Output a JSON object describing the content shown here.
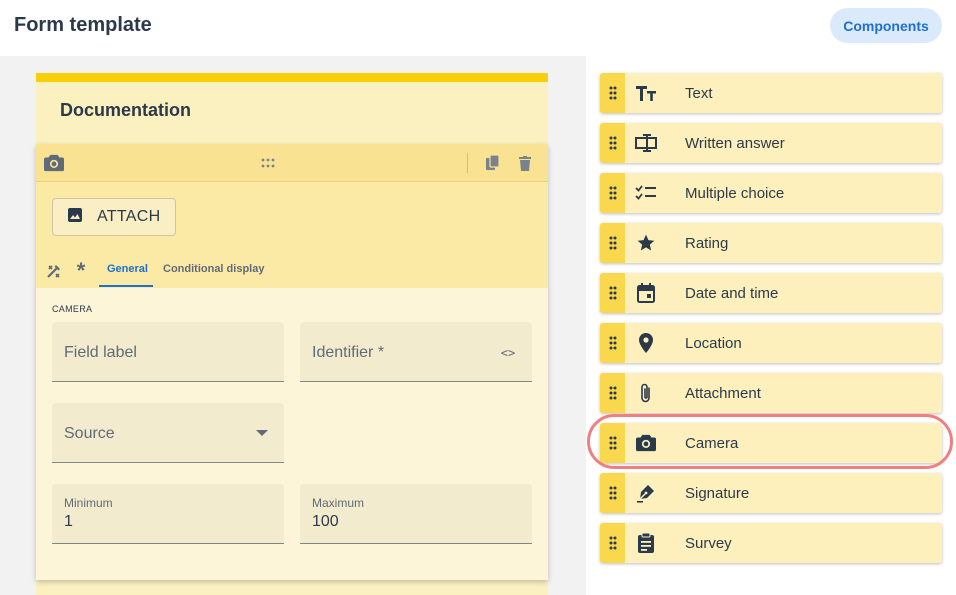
{
  "header": {
    "title": "Form template",
    "components_button": "Components"
  },
  "form": {
    "section_title": "Documentation",
    "field": {
      "attach_label": "ATTACH",
      "tabs": [
        {
          "label": "General",
          "active": true
        },
        {
          "label": "Conditional display",
          "active": false
        }
      ],
      "section_label": "CAMERA",
      "inputs": {
        "field_label": {
          "placeholder": "Field label"
        },
        "identifier": {
          "placeholder": "Identifier *"
        },
        "source": {
          "placeholder": "Source"
        },
        "minimum": {
          "label": "Minimum",
          "value": "1"
        },
        "maximum": {
          "label": "Maximum",
          "value": "100"
        }
      }
    }
  },
  "components": [
    {
      "label": "Text",
      "icon": "text-format-icon"
    },
    {
      "label": "Written answer",
      "icon": "text-input-icon"
    },
    {
      "label": "Multiple choice",
      "icon": "checklist-icon"
    },
    {
      "label": "Rating",
      "icon": "star-icon"
    },
    {
      "label": "Date and time",
      "icon": "calendar-icon"
    },
    {
      "label": "Location",
      "icon": "location-pin-icon"
    },
    {
      "label": "Attachment",
      "icon": "paperclip-icon"
    },
    {
      "label": "Camera",
      "icon": "camera-icon",
      "highlighted": true
    },
    {
      "label": "Signature",
      "icon": "pen-nib-icon"
    },
    {
      "label": "Survey",
      "icon": "clipboard-icon"
    }
  ],
  "colors": {
    "accent": "#1f6fd1",
    "card_yellow": "#fdf0bd",
    "handle_yellow": "#f9d84d",
    "highlight_ring": "#f08080"
  }
}
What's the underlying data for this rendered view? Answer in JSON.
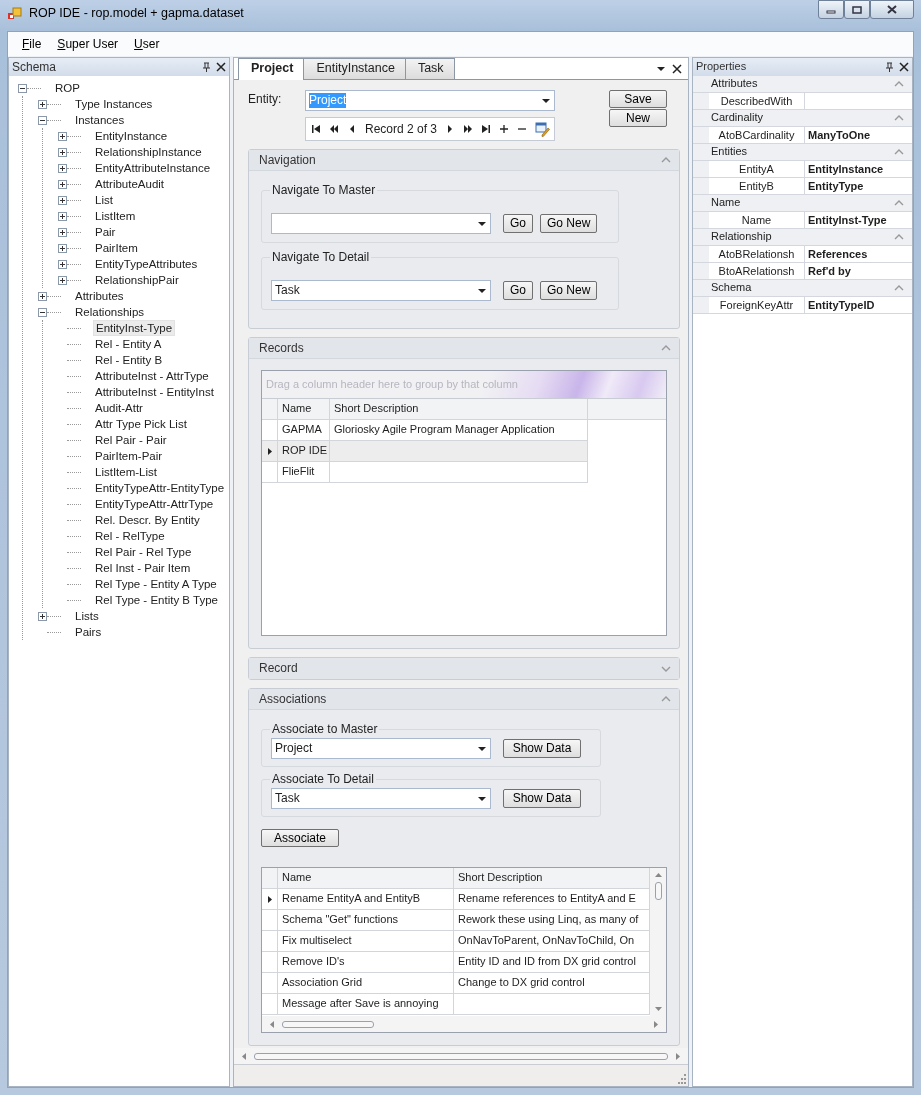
{
  "window": {
    "title": "ROP IDE - rop.model + gapma.dataset"
  },
  "menu": [
    {
      "label": "File"
    },
    {
      "label": "Super User"
    },
    {
      "label": "User"
    }
  ],
  "schema_panel": {
    "title": "Schema",
    "tree": [
      {
        "label": "ROP",
        "expanded": true,
        "selected": false,
        "children": [
          {
            "label": "Type Instances",
            "expanded": false,
            "selected": false
          },
          {
            "label": "Instances",
            "expanded": true,
            "selected": false,
            "children": [
              {
                "label": "EntityInstance",
                "expanded": false,
                "selected": false
              },
              {
                "label": "RelationshipInstance",
                "expanded": false,
                "selected": false
              },
              {
                "label": "EntityAttributeInstance",
                "expanded": false,
                "selected": false
              },
              {
                "label": "AttributeAudit",
                "expanded": false,
                "selected": false
              },
              {
                "label": "List",
                "expanded": false,
                "selected": false
              },
              {
                "label": "ListItem",
                "expanded": false,
                "selected": false
              },
              {
                "label": "Pair",
                "expanded": false,
                "selected": false
              },
              {
                "label": "PairItem",
                "expanded": false,
                "selected": false
              },
              {
                "label": "EntityTypeAttributes",
                "expanded": false,
                "selected": false
              },
              {
                "label": "RelationshipPair",
                "expanded": false,
                "selected": false
              }
            ]
          },
          {
            "label": "Attributes",
            "expanded": false,
            "selected": false
          },
          {
            "label": "Relationships",
            "expanded": true,
            "selected": false,
            "children": [
              {
                "label": "EntityInst-Type",
                "selected": true
              },
              {
                "label": "Rel - Entity A",
                "selected": false
              },
              {
                "label": "Rel - Entity B",
                "selected": false
              },
              {
                "label": "AttributeInst - AttrType",
                "selected": false
              },
              {
                "label": "AttributeInst - EntityInst",
                "selected": false
              },
              {
                "label": "Audit-Attr",
                "selected": false
              },
              {
                "label": "Attr Type Pick List",
                "selected": false
              },
              {
                "label": "Rel Pair - Pair",
                "selected": false
              },
              {
                "label": "PairItem-Pair",
                "selected": false
              },
              {
                "label": "ListItem-List",
                "selected": false
              },
              {
                "label": "EntityTypeAttr-EntityType",
                "selected": false
              },
              {
                "label": "EntityTypeAttr-AttrType",
                "selected": false
              },
              {
                "label": "Rel. Descr. By Entity",
                "selected": false
              },
              {
                "label": "Rel - RelType",
                "selected": false
              },
              {
                "label": "Rel Pair - Rel Type",
                "selected": false
              },
              {
                "label": "Rel Inst - Pair Item",
                "selected": false
              },
              {
                "label": "Rel Type - Entity A Type",
                "selected": false
              },
              {
                "label": "Rel Type - Entity B Type",
                "selected": false
              }
            ]
          },
          {
            "label": "Lists",
            "expanded": false,
            "selected": false
          },
          {
            "label": "Pairs",
            "selected": false
          }
        ]
      }
    ]
  },
  "tabs": [
    {
      "label": "Project",
      "selected": true
    },
    {
      "label": "EntityInstance",
      "selected": false
    },
    {
      "label": "Task",
      "selected": false
    }
  ],
  "entity": {
    "label": "Entity:",
    "value": "Project",
    "text_selected": true
  },
  "navigator": {
    "text": "Record 2 of 3"
  },
  "actions": [
    {
      "label": "Save"
    },
    {
      "label": "New"
    }
  ],
  "sections": [
    {
      "kind": "navigate",
      "title": "Navigation",
      "expanded": true,
      "groups": [
        {
          "title": "Navigate To Master",
          "buttons": [
            "Go",
            "Go New"
          ]
        },
        {
          "title": "Navigate To Detail",
          "value": "Task",
          "buttons": [
            "Go",
            "Go New"
          ]
        }
      ]
    },
    {
      "kind": "grid",
      "title": "Records",
      "expanded": true,
      "group_hint": "Drag a column header here to group by that column",
      "columns": [
        "Name",
        "Short Description"
      ],
      "rows": [
        {
          "cells": [
            "GAPMA",
            "Gloriosky Agile Program Manager Application"
          ],
          "selected": false
        },
        {
          "cells": [
            "ROP IDE",
            ""
          ],
          "selected": true
        },
        {
          "cells": [
            "FlieFlit",
            ""
          ],
          "selected": false
        }
      ]
    },
    {
      "title": "Record",
      "expanded": false
    },
    {
      "kind": "associate",
      "title": "Associations",
      "expanded": true,
      "groups": [
        {
          "title": "Associate to Master",
          "value": "Project",
          "button": "Show Data"
        },
        {
          "title": "Associate To Detail",
          "value": "Task",
          "button": "Show Data"
        }
      ],
      "action": "Associate",
      "columns": [
        "Name",
        "Short Description"
      ],
      "rows": [
        {
          "cells": [
            "Rename EntityA and EntityB",
            "Rename references to EntityA and E"
          ],
          "selected": true
        },
        {
          "cells": [
            "Schema \"Get\" functions",
            "Rework these using Linq, as many of"
          ],
          "selected": false
        },
        {
          "cells": [
            "Fix multiselect",
            "OnNavToParent, OnNavToChild, On"
          ],
          "selected": false
        },
        {
          "cells": [
            "Remove ID's",
            "Entity ID and ID from DX grid control"
          ],
          "selected": false
        },
        {
          "cells": [
            "Association Grid",
            "Change to DX grid control"
          ],
          "selected": false
        },
        {
          "cells": [
            "Message after Save is annoying",
            ""
          ],
          "selected": false
        }
      ]
    }
  ],
  "properties_panel": {
    "title": "Properties",
    "categories": [
      {
        "name": "Attributes",
        "expanded": true,
        "rows": [
          {
            "name": "DescribedWith"
          }
        ]
      },
      {
        "name": "Cardinality",
        "expanded": true,
        "rows": [
          {
            "name": "AtoBCardinality",
            "value": "ManyToOne"
          }
        ]
      },
      {
        "name": "Entities",
        "expanded": true,
        "rows": [
          {
            "name": "EntityA",
            "value": "EntityInstance"
          },
          {
            "name": "EntityB",
            "value": "EntityType"
          }
        ]
      },
      {
        "name": "Name",
        "expanded": true,
        "rows": [
          {
            "name": "Name",
            "value": "EntityInst-Type"
          }
        ]
      },
      {
        "name": "Relationship",
        "expanded": true,
        "rows": [
          {
            "name": "AtoBRelationsh",
            "value": "References"
          },
          {
            "name": "BtoARelationsh",
            "value": "Ref'd by"
          }
        ]
      },
      {
        "name": "Schema",
        "expanded": true,
        "rows": [
          {
            "name": "ForeignKeyAttr",
            "value": "EntityTypeID"
          }
        ]
      }
    ]
  }
}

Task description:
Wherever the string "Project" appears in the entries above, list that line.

Exercise response:
      "label": "Project",
    "value": "Project",
          "value": "Project",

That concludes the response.